Recent data show a major shift in the balance between corporate
income and labor compensation. As a share of the economy labor
compensation has not been this low in almost 40 years (since 1966), and
after-tax corporate profits are at the highest levels ever recorded by the Bureau of Economic Analysis.
Since it’s peak in 2001, as a share of gross domestic product
(GDP), labor compensation has decreased by about 4 percent (from 67 to
63 percent) and corporate profits have increased by about 4 percent
(from 8 to 12 percent) — see chart below. After taxes, corporate
profits reached 9.6 percent of GDP — the highest level recorded dating
back to 1947.
(Components are percent of GDP; source: graphic adopted from National Economic Trends, St. Louis Federal reserve.)
Over the past year, the overall economy, as measured by GDP, has
grown consistently at a rate of about 5 percent, and is seen by many to
be a sign that the economy has, at long last, come out of the 2001

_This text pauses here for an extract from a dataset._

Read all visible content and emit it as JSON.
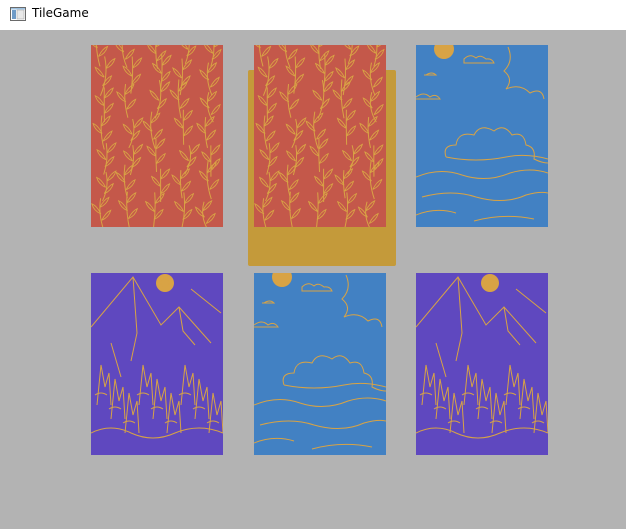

recession. The conventional wisdom is that increased overall production
will eventually make its way into the pocketbooks of ordinary
Americans. However, this recovery appears to be different — in part
because of the dismal performance of employment in the postrecession
period — but also because it appears that a lower proportion of
national income is going towards labor.
An economic recovery is not real unless there is widespread
participation in the economy, and the economic benefits accrue to a
broad base of Americans. The current recovery appears to be failing